There are a couple of clear principles I gleaned from the presenters:
· Too much of a good thing becomes a bad thing
· Body layers and parts should slide and slip around.
· Fascia can get thick and sticky
· Inflammation is a big problem when it does not resolve. Chronic inflammation contributes to fascia getting thick and sticky
· Fascia responses to cyclic loading and goes from thick and sticky to slippery and sliding.
· Deform the shape of the tissue and the cells respond.
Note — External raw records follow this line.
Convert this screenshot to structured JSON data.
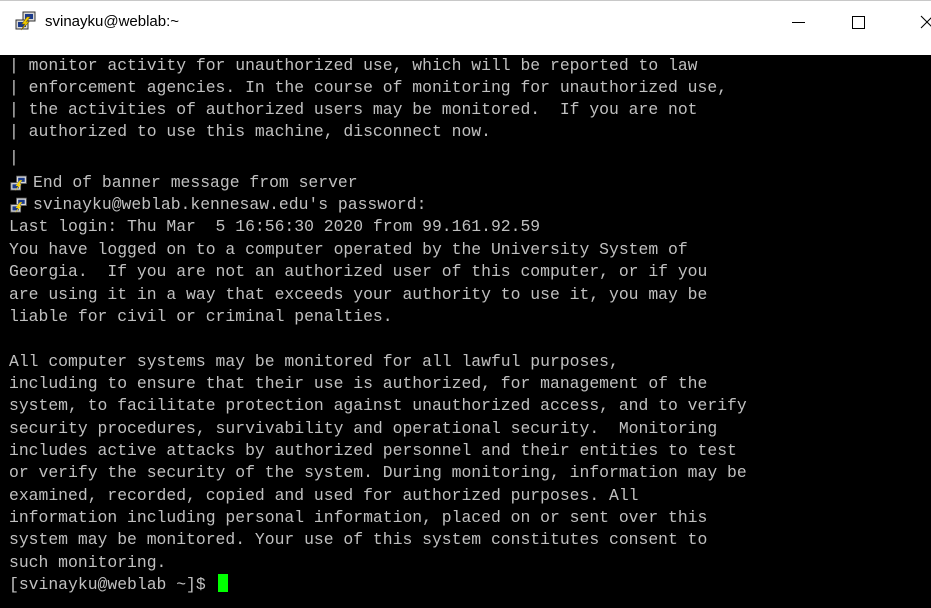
{
  "window": {
    "title": "svinayku@weblab:~",
    "icon": "putty-icon"
  },
  "title_bar_controls": {
    "minimize_icon": "minimize-icon",
    "maximize_icon": "maximize-icon",
    "close_icon": "close-icon"
  },
  "terminal": {
    "banner_lines": [
      "| monitor activity for unauthorized use, which will be reported to law",
      "| enforcement agencies. In the course of monitoring for unauthorized use,",
      "| the activities of authorized users may be monitored.  If you are not",
      "| authorized to use this machine, disconnect now.",
      "|"
    ],
    "end_of_banner": "End of banner message from server",
    "password_prompt": "svinayku@weblab.kennesaw.edu's password:",
    "last_login": "Last login: Thu Mar  5 16:56:30 2020 from 99.161.92.59",
    "notice_lines": [
      "You have logged on to a computer operated by the University System of",
      "Georgia.  If you are not an authorized user of this computer, or if you",
      "are using it in a way that exceeds your authority to use it, you may be",
      "liable for civil or criminal penalties.",
      "",
      "All computer systems may be monitored for all lawful purposes,",
      "including to ensure that their use is authorized, for management of the",
      "system, to facilitate protection against unauthorized access, and to verify",
      "security procedures, survivability and operational security.  Monitoring",
      "includes active attacks by authorized personnel and their entities to test",
      "or verify the security of the system. During monitoring, information may be",
      "examined, recorded, copied and used for authorized purposes. All",
      "information including personal information, placed on or sent over this",
      "system may be monitored. Your use of this system constitutes consent to",
      "such monitoring."
    ],
    "prompt": "[svinayku@weblab ~]$ ",
    "colors": {
      "background": "#000000",
      "foreground": "#c0c0c0",
      "cursor": "#00ff00"
    }
  }
}
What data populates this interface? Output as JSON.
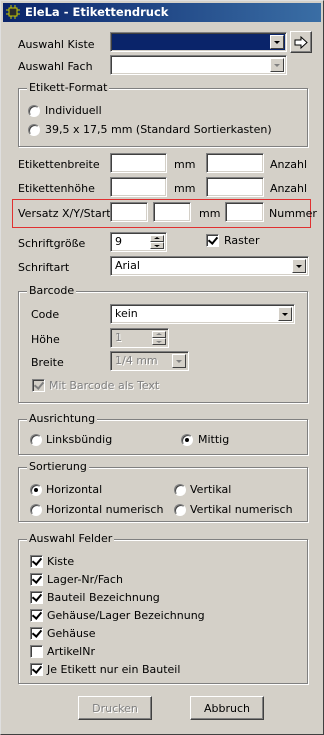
{
  "window": {
    "title": "EleLa - Etikettendruck"
  },
  "auswahl_kiste": {
    "label": "Auswahl Kiste",
    "value": "",
    "selected_color": "#0a246a"
  },
  "auswahl_fach": {
    "label": "Auswahl Fach",
    "value": ""
  },
  "etikett_format": {
    "legend": "Etikett-Format",
    "options": [
      "Individuell",
      "39,5 x 17,5 mm (Standard Sortierkasten)"
    ],
    "selected": null
  },
  "etikettenbreite": {
    "label": "Etikettenbreite",
    "mm_value": "",
    "unit": "mm",
    "anzahl_value": "",
    "anzahl_label": "Anzahl"
  },
  "etikettenhoehe": {
    "label": "Etikettenhöhe",
    "mm_value": "",
    "unit": "mm",
    "anzahl_value": "",
    "anzahl_label": "Anzahl"
  },
  "versatz": {
    "label": "Versatz X/Y/Start",
    "x_value": "",
    "y_value": "",
    "unit": "mm",
    "start_value": "",
    "nummer_label": "Nummer",
    "highlight_color": "#e03030"
  },
  "schriftgroesse": {
    "label": "Schriftgröße",
    "value": "9"
  },
  "raster": {
    "label": "Raster",
    "checked": true
  },
  "schriftart": {
    "label": "Schriftart",
    "value": "Arial"
  },
  "barcode": {
    "legend": "Barcode",
    "code_label": "Code",
    "code_value": "kein",
    "hoehe_label": "Höhe",
    "hoehe_value": "1",
    "breite_label": "Breite",
    "breite_value": "1/4 mm",
    "mit_barcode_label": "Mit Barcode als Text",
    "mit_barcode_checked": true
  },
  "ausrichtung": {
    "legend": "Ausrichtung",
    "options": [
      "Linksbündig",
      "Mittig"
    ],
    "selected": "Mittig"
  },
  "sortierung": {
    "legend": "Sortierung",
    "options": [
      "Horizontal",
      "Vertikal",
      "Horizontal numerisch",
      "Vertikal numerisch"
    ],
    "selected": "Horizontal"
  },
  "auswahl_felder": {
    "legend": "Auswahl Felder",
    "items": [
      {
        "label": "Kiste",
        "checked": true
      },
      {
        "label": "Lager-Nr/Fach",
        "checked": true
      },
      {
        "label": "Bauteil Bezeichnung",
        "checked": true
      },
      {
        "label": "Gehäuse/Lager Bezeichnung",
        "checked": true
      },
      {
        "label": "Gehäuse",
        "checked": true
      },
      {
        "label": "ArtikelNr",
        "checked": false
      },
      {
        "label": "Je Etikett nur ein Bauteil",
        "checked": true
      }
    ]
  },
  "buttons": {
    "drucken": "Drucken",
    "abbruch": "Abbruch"
  }
}
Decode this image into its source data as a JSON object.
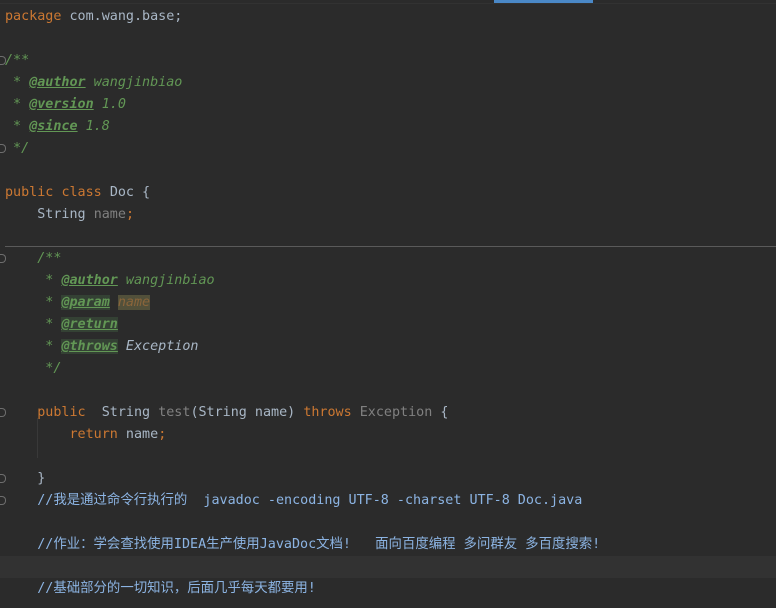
{
  "editor": {
    "lines": {
      "package": {
        "kw": "package",
        "text": " com.wang.base;"
      },
      "doc_open": {
        "text": "/**"
      },
      "author": {
        "prefix": " * ",
        "tag": "@author",
        "value": " wangjinbiao"
      },
      "version": {
        "prefix": " * ",
        "tag": "@version",
        "value": " 1.0"
      },
      "since": {
        "prefix": " * ",
        "tag": "@since",
        "value": " 1.8"
      },
      "doc_close": {
        "text": " */"
      },
      "class_decl": {
        "kw1": "public",
        "kw2": "class",
        "name": "Doc",
        "brace": " {"
      },
      "field": {
        "type": "    String ",
        "name": "name",
        "semi": ";"
      },
      "mdoc_open": {
        "text": "    /**"
      },
      "mauthor": {
        "prefix": "     * ",
        "tag": "@author",
        "value": " wangjinbiao"
      },
      "mparam": {
        "prefix": "     * ",
        "tag": "@param",
        "space": " ",
        "value": "name"
      },
      "mreturn": {
        "prefix": "     * ",
        "tag": "@return"
      },
      "mthrows": {
        "prefix": "     * ",
        "tag": "@throws",
        "value": " Exception"
      },
      "mdoc_close": {
        "text": "     */"
      },
      "method_decl": {
        "kw": "    public",
        "type": "  String ",
        "name": "test",
        "params": "(String name) ",
        "throws": "throws",
        "exception": " Exception",
        "brace": " {"
      },
      "return_stmt": {
        "kw": "        return",
        "value": " name",
        "semi": ";"
      },
      "close_brace": {
        "text": "    }"
      },
      "comment1": {
        "text": "    //我是通过命令行执行的  javadoc -encoding UTF-8 -charset UTF-8 Doc.java"
      },
      "comment2": {
        "text": "    //作业：学会查找使用IDEA生产使用JavaDoc文档!   面向百度编程 多问群友 多百度搜索!"
      },
      "comment3": {
        "text": "    //基础部分的一切知识，后面几乎每天都要用!"
      }
    }
  },
  "colors": {
    "background": "#2b2b2b",
    "keyword": "#cc7832",
    "doc_comment": "#629755",
    "field": "#9876aa",
    "comment": "#8cb4e3",
    "text": "#a9b7c6"
  }
}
· It takes about 90 seconds of continuous loading of tissues to elicit a change- This means that during massage if we perform a gliding stroke in an area it should begin a bit before the binding tissue (thick and stuck), slowly drag through the area making sure the tissues change shape (use a lot less lubricant) and then stop a little past the bind. This should take about 90 seconds. The change direction and do it again. Think- with the tissue grain and a crossed the tissue grain. If the tissue is able to respond- and not all tissue is-it should be more slippery and sliding.
· We need to explain what we do using mechanical forces- tension, shear, torsion, compression, etc. We need to describe how we are creating the mechanical forces with pounds of pressure, direction, drag, speed, anatomy targeted, frequency, duration and so forth.
· Let’s support the researchers with clearly thought out questions and describe what we do in clear generic and common language.
· A variety of connective tissue types connect everything to everything so you need to massage the whole body.
· We need to stop putting strange names on methods that are basically the same and trademarking the application of mechanical force application.
· Fascia is a tissue type and not the answer to every pathology. Let’s not get gimmicky or overemphasis one particular process.
· Let’s not explode basic research finding into more than what they are and let’s not turn possibilities into facts.
· Let’s continue to explore the possibilities.
· Let’s continue the dialog among the various professionals that move soft tissue around purposefully and with an outcome in mind and the researchers.
· Let’s partner actively with researchers who have access to the facilities and equipment to do the research.
· Let’s support research financially- it is expensive. The best way we have as massage therapists is the Massage Therapy Foundation. If we all gave the Foundation each year what we charge for one massage there would be resources for research.
My main question is:
What is fascia release? I heard a hundred descriptions at the meeting.
I suggest that there are ways of adapting introduction of mechanical forces into soft tissue ( you can call it what you want- I call it massage) that more influence the properties of this tissue type primarily speed-slow, work in and out of bind, and target areas with a large amount of fascia such as the lumbar dorsal fascia, the musculotendinous junctions, scalp and plantar fascia while working with the whole body.
Finally there was one small group of individuals researching how much force we apply when we apply massage and I hope they continue with their focus. This topic speaks to body mechanics and ergonomics.